This may not be the rarest of Soundies, but it certainly is one of the best. With Count Basie’s orchestra providing the music, and Jimmy Rushing the vocal, how can you miss?

Born in Red Bank, New Jersey, William (Count) Basie honed his jazz chops in nearby Harlem, then came to musical maturity in the Midwest, absorbing the blues-drenched sounds of Kansas City and all points south. The Bennie Moten Orchestra, with which he played between 1929 and 1932, performed the blues regularly, and more so Basie’s own orchestra. In Jimmy Rushing, the band had the finest blues shouter, pop singer, and balladeer in 1930s jazz. Jimmy was with Basie from the beginning and would be featured with the band until 1949.

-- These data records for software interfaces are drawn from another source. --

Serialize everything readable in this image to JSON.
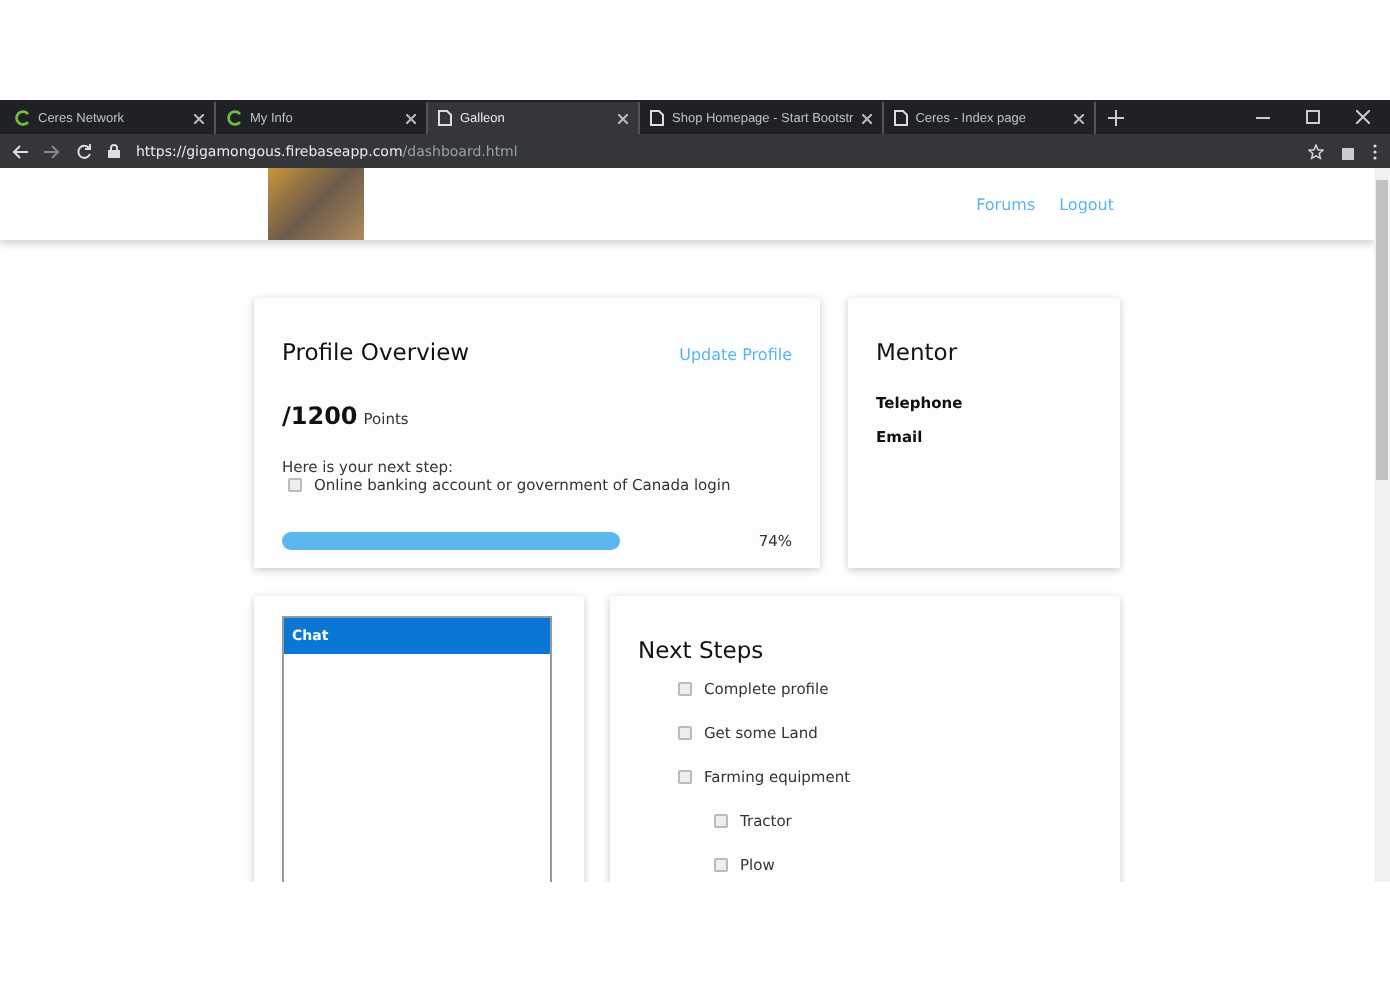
{
  "browser": {
    "tabs": [
      {
        "title": "Ceres Network",
        "kind": "logo",
        "selected": false
      },
      {
        "title": "My Info",
        "kind": "logo",
        "selected": false
      },
      {
        "title": "Galleon",
        "kind": "page",
        "selected": true
      },
      {
        "title": "Shop Homepage - Start Bootstr",
        "kind": "page",
        "selected": false
      },
      {
        "title": "Ceres - Index page",
        "kind": "page",
        "selected": false
      }
    ],
    "url_host": "https://gigamongous.firebaseapp.com",
    "url_path": "/dashboard.html"
  },
  "nav": {
    "links": [
      "Forums",
      "Logout"
    ]
  },
  "profile": {
    "title": "Profile Overview",
    "action": "Update Profile",
    "points": "/1200",
    "points_label": "Points",
    "next_step_label": "Here is your next step:",
    "next_step": {
      "label": "Online banking account or government of Canada login",
      "checked": false
    },
    "level": 0.74,
    "reading": "74%"
  },
  "mentor": {
    "title": "Mentor",
    "fields": [
      "Telephone",
      "Email"
    ]
  },
  "chat": {
    "title": "Chat"
  },
  "next_steps": {
    "title": "Next Steps",
    "items": [
      {
        "label": "Complete profile",
        "checked": false
      },
      {
        "label": "Get some Land",
        "checked": false
      },
      {
        "label": "Farming equipment",
        "checked": false,
        "children": [
          {
            "label": "Tractor",
            "checked": false
          },
          {
            "label": "Plow",
            "checked": false
          }
        ]
      }
    ]
  }
}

“Take Me Back, Baby” was one of the Basie band’s and Rushing’s featured blues performances, one that they recorded on September 24, 1941. It was a natural for a Soundie, although the producers decided to turn the number into a “song-story,” rather than a straight band performance.  Rushing, who never played a reed instrument, is seen playing alto sax. He falls asleep and the story begins!

A few things to look for and listen to. Jimmy’s girlfriend is dancer Winnie Johnson who is often seen as an extra in Soundies. Be sure to read her lips when she discovers Jimmy’s “little black book.” This datebook is composed mostly of made-up names, although the first on the list is “Lulu White,” a famous brothel madam in New Orleans’s Storyville sector. Jimmy’s vocal is fabulous, and the band is in great form, with obligatos from Basie, Tab Smith on alto sax, and Dickie Wells on trombone.

Count Basie’s band only made two Soundies (the week of October 27, 1941). Why he was not afforded the standard four titles is not known. Cost? Or perhaps availability? I, for one, would have been happy with a dozen more.